■ **ACTIVITY**:
Look through the entries below and show every line containing the word "Shift".

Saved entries
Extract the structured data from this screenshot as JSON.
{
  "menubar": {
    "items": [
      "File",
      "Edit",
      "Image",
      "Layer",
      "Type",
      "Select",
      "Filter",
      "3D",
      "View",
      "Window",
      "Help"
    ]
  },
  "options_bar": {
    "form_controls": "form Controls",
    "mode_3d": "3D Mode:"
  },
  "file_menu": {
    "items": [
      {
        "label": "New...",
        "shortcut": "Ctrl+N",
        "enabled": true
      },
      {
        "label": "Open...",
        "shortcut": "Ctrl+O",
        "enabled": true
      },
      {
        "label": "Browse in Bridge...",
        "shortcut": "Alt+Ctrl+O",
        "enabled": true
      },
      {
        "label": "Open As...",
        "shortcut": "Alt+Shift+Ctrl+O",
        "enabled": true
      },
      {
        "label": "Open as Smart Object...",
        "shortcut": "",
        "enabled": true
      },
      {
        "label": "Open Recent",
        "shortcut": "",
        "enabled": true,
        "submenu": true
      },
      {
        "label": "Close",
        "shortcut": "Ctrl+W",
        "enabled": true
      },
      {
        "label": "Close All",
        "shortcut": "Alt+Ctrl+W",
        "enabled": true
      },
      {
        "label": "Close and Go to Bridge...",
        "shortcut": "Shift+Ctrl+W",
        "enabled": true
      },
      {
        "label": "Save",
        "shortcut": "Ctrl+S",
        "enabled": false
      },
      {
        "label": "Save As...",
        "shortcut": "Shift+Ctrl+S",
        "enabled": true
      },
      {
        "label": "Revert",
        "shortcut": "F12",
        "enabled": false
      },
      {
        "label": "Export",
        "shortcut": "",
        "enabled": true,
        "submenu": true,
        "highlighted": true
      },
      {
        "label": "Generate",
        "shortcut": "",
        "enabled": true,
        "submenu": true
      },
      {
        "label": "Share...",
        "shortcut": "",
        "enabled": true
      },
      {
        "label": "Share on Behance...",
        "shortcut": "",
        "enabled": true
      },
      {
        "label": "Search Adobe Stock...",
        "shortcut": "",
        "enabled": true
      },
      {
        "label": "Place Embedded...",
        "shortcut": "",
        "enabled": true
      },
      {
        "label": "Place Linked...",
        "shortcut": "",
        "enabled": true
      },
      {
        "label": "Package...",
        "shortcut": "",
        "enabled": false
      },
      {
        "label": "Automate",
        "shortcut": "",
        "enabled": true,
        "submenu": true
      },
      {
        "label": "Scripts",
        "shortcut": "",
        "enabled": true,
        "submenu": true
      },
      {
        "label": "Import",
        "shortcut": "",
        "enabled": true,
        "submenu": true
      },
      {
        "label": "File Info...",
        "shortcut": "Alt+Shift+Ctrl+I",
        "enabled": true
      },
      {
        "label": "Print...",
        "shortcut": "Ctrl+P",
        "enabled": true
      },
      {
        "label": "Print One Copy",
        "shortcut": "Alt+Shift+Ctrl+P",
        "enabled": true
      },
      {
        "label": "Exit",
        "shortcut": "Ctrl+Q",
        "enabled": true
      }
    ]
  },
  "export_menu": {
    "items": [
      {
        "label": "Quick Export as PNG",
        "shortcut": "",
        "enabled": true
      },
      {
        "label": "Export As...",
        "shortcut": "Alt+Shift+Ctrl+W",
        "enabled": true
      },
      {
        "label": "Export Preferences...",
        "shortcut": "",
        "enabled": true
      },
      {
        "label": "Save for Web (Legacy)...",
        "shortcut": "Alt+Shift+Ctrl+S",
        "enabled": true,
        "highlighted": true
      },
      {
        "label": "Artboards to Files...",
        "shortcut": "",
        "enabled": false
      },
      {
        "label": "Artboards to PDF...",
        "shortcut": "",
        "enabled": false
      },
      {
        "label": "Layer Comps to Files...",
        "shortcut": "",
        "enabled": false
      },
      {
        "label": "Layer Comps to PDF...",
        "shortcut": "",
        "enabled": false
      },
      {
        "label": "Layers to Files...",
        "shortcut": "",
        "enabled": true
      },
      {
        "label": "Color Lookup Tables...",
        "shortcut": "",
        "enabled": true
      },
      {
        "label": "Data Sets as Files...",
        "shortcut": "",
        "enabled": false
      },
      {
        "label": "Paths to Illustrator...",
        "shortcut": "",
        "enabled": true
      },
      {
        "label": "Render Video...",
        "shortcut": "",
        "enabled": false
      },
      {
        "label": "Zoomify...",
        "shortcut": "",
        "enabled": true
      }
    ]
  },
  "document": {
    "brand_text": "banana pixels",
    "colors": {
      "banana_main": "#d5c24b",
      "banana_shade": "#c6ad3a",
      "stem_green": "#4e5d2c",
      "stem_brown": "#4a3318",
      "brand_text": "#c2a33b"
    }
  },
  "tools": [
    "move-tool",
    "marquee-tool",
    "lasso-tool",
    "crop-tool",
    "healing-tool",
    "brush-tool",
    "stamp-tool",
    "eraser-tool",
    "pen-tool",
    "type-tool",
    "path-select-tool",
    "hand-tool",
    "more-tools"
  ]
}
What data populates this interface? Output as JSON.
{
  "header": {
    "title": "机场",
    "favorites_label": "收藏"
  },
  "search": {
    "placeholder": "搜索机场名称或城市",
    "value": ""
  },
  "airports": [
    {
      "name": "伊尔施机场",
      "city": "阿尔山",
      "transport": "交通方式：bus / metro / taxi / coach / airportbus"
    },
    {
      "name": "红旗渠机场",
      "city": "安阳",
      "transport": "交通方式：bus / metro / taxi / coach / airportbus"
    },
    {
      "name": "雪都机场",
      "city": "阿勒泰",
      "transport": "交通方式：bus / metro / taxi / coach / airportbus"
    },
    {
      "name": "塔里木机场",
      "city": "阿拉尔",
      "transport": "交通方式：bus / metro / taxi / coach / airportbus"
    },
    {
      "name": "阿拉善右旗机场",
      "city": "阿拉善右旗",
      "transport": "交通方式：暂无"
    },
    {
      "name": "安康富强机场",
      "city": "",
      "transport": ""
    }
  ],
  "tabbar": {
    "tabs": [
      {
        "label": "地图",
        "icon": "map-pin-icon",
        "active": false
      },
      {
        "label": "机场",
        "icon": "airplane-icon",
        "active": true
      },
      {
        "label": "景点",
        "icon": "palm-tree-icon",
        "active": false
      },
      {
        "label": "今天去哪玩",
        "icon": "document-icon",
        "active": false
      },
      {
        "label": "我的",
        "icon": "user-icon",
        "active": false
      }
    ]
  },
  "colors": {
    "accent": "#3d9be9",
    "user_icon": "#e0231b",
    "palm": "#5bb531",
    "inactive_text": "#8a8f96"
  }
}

■ **TASK OUTPUT**:
        "shortcut": "Alt+Shift+Ctrl+O",
        "shortcut": "Shift+Ctrl+W",
        "shortcut": "Shift+Ctrl+S",
        "shortcut": "Alt+Shift+Ctrl+I",
        "shortcut": "Alt+Shift+Ctrl+P",
        "shortcut": "Alt+Shift+Ctrl+W",
        "shortcut": "Alt+Shift+Ctrl+S",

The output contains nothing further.